Comment spam is getting to be a big problem around here, although I’m probably still on the low-to-moderate end of the scale in terms of how much spam I get on the site.
I already use MT-Blacklist, which works very well, but spammers stay a couple steps ahead of it, so it can’t catch everything. I need futher protection.
I’m going to slowly roll out a few changes around here, in an effort to keep it down. Most of these changes are borrowed from an entry on Elise Bauer’s excellent Learning Movable Type blog. In no particular order, here are the changes I’m planning (these are adapted from Elise’s entry, so visit the link above to read more):

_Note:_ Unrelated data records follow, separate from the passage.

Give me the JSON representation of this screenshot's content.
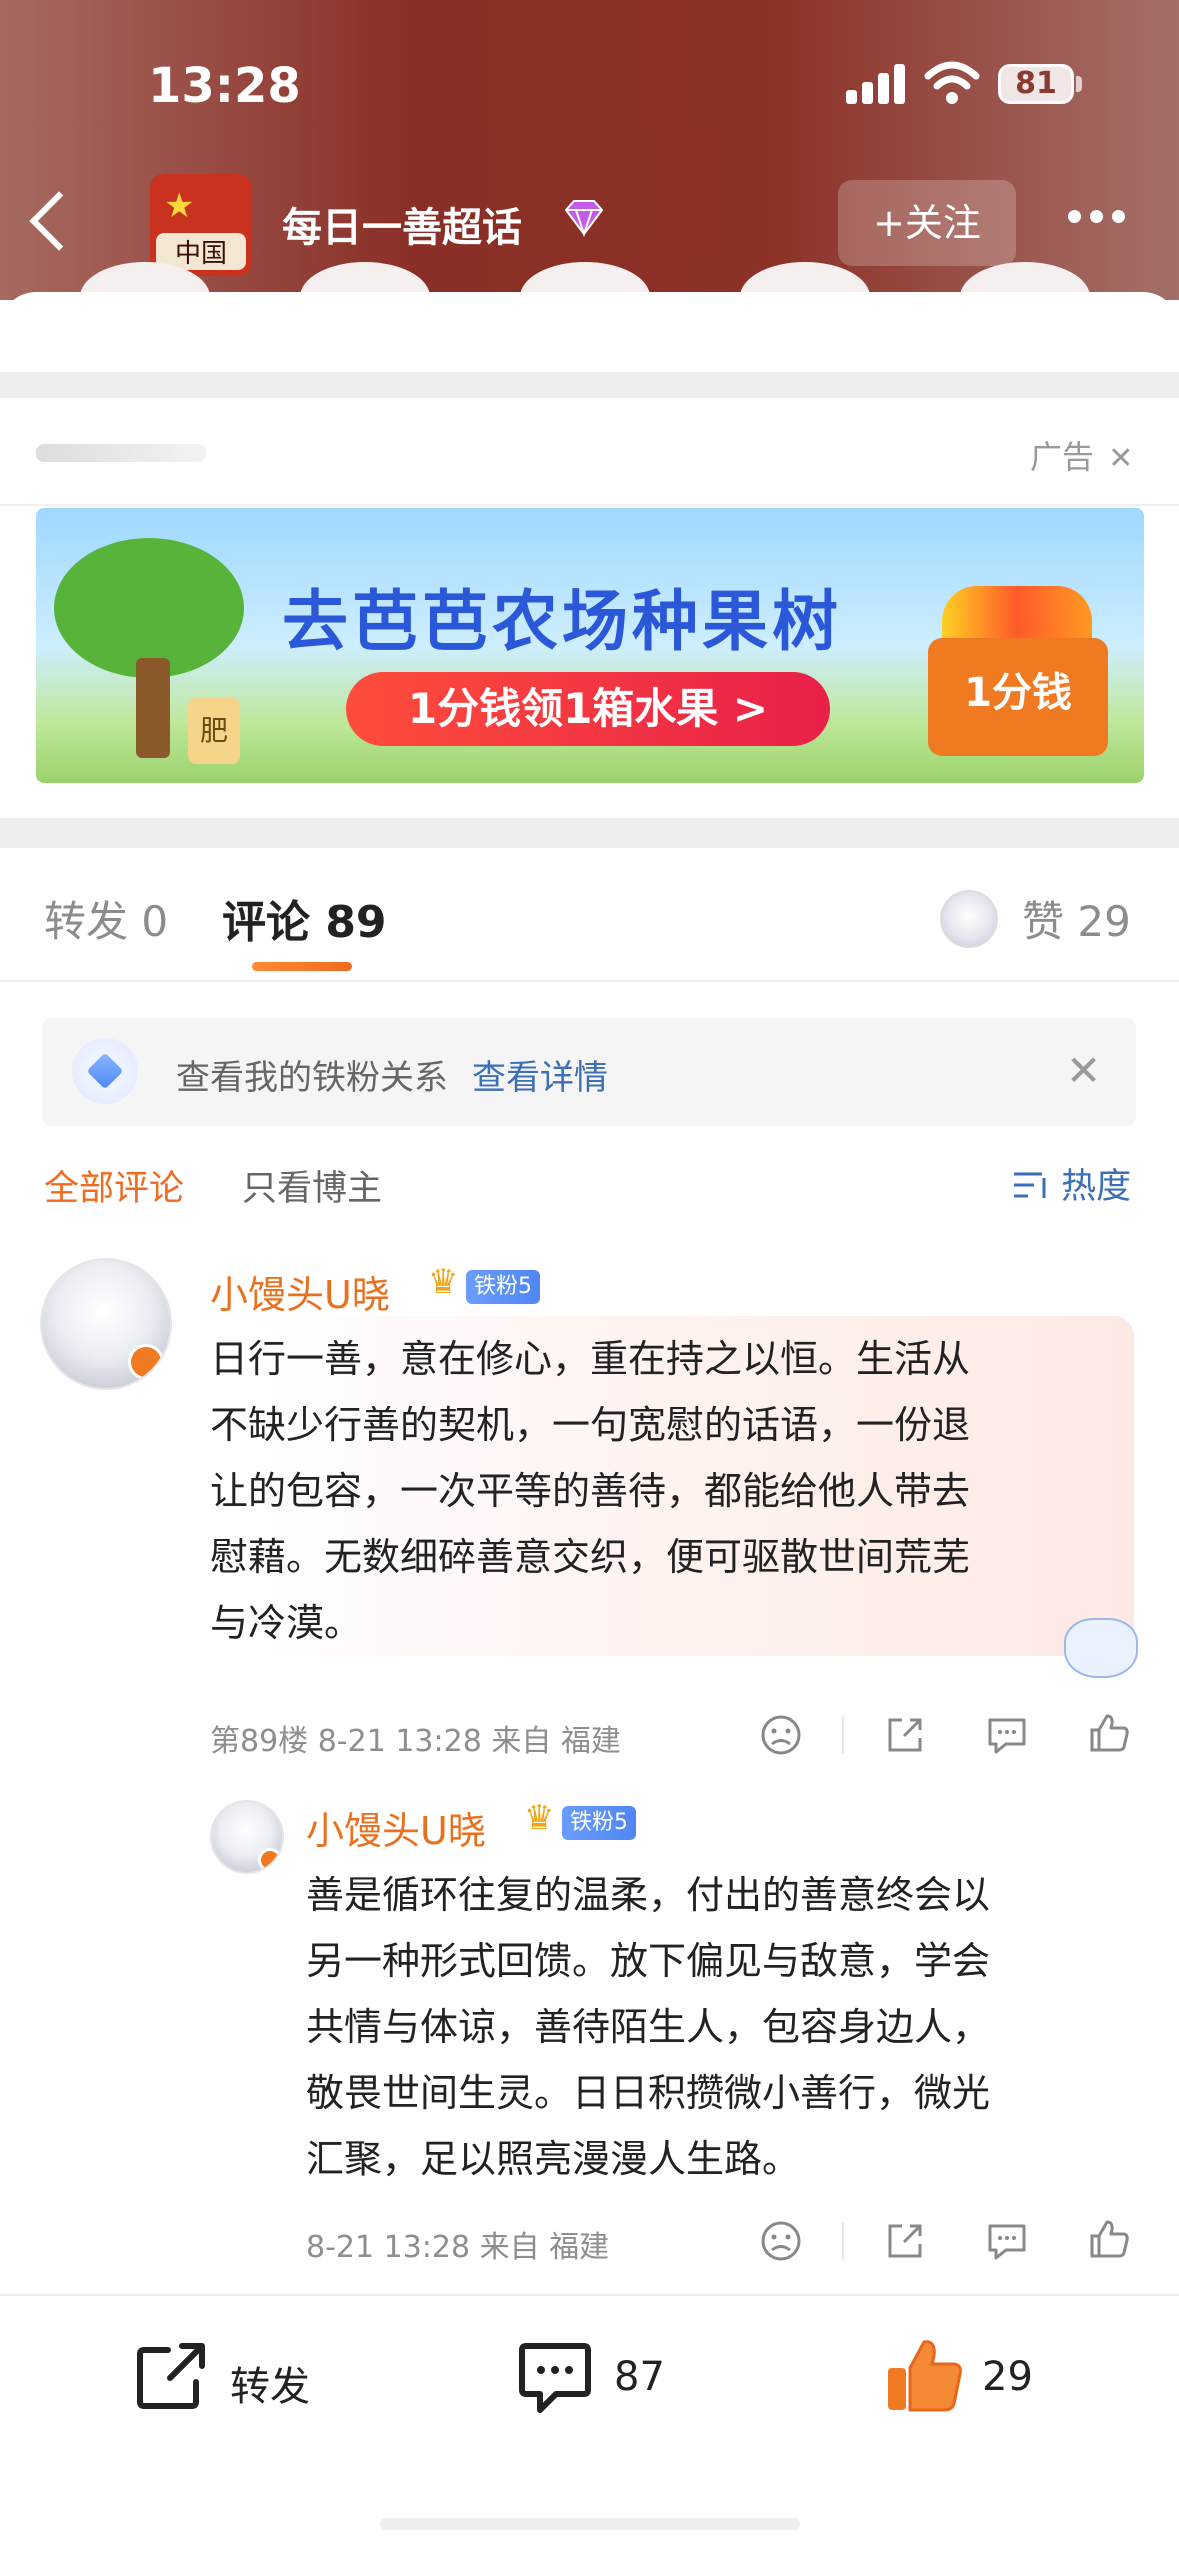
{
  "status_bar": {
    "time": "13:28",
    "battery": "81"
  },
  "topic": {
    "avatar_text": "中国",
    "title": "每日一善超话",
    "follow_label": "+关注"
  },
  "ad": {
    "label": "广告",
    "close": "✕",
    "banner_title": "去芭芭农场种果树",
    "banner_cta": "1分钱领1箱水果 >",
    "banner_box": "1分钱",
    "tree_bucket": "肥"
  },
  "tabs": {
    "repost": "转发 0",
    "comment": "评论 89",
    "like": "赞 29"
  },
  "fan_notice": {
    "text": "查看我的铁粉关系",
    "link": "查看详情",
    "close": "✕"
  },
  "filters": {
    "all": "全部评论",
    "blogger_only": "只看博主",
    "sort": "热度"
  },
  "comments": [
    {
      "user": "小馒头U晓",
      "badge": "铁粉5",
      "text": "日行一善，意在修心，重在持之以恒。生活从\n不缺少行善的契机，一句宽慰的话语，一份退\n让的包容，一次平等的善待，都能给他人带去\n慰藉。无数细碎善意交织，便可驱散世间荒芜\n与冷漠。",
      "meta": "第89楼 8-21 13:28 来自 福建"
    },
    {
      "user": "小馒头U晓",
      "badge": "铁粉5",
      "text": "善是循环往复的温柔，付出的善意终会以\n另一种形式回馈。放下偏见与敌意，学会\n共情与体谅，善待陌生人，包容身边人，\n敬畏世间生灵。日日积攒微小善行，微光\n汇聚，足以照亮漫漫人生路。",
      "meta": "8-21 13:28 来自 福建"
    }
  ],
  "bottom_bar": {
    "repost": "转发",
    "comment_count": "87",
    "like_count": "29"
  },
  "colors": {
    "accent_orange": "#f06a1f",
    "link_blue": "#3b6fb6",
    "header_red": "#8a2f27"
  }
}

1. Close old comments. I’ll probably do this first. I’ve been going back through archived entries, slowly, and checking links, adding titles (to old, title-less Blogger entries that I imported into MT), and categorizing posts anyway, so it’s trivial to close off old posts to commenting as I go. Also, Elise links to an MT plugin that’ll do the work automatically, so when I get closer to present-day entries, I’ll probably do that.
2. Don’t use popup comments. Apparently, it’s easier for spammers to hack a commenting feature if you use those little popup boxes for comments. What will happen after the change is that when you click the comments link on an entry, you’ll go to the individual archive page for that entry, where you can leave a comment. (for example)
3. Force preview before allowing comment submissions. This will make commenters preview their words before posting. I’m undecided on this one. Yeah, it’s an extra hurdle for the bad guys, but it’s also an extra hurdle for the good guys. In the same way that I won’t take away anyone’s right to say “Viagra” on my comments just because some spammers misuse the word, I’m reluctant to make it even a little harder to post here just to thwart spammers.
4. Implement TypeKey authentication for comments. This will make people register with TypeKey before they can comment here. Again, I’m undecided. On the one hand, registration is another hoop to jump through before someone can comment, and there’s no guarantee that spammers aren’t gaming TypeKey anyway. On the other hand, having a TypeKey ID actually makes it easier to post on a variety of blogs that support TypeKey. You log in to your TypeKey account, and TypeKey-supported blogs will recognize you automatically, saving you from entering your personal information for every blog you comment on. I would actually enjoy this advantage of TypeKey, so it might be worth implementing here. However, TypeKey requires MT 3.x, which I’ve not yet installed.
So there you have it. Expect to see old comments closed off starting this week. Other changes will take more time to implement.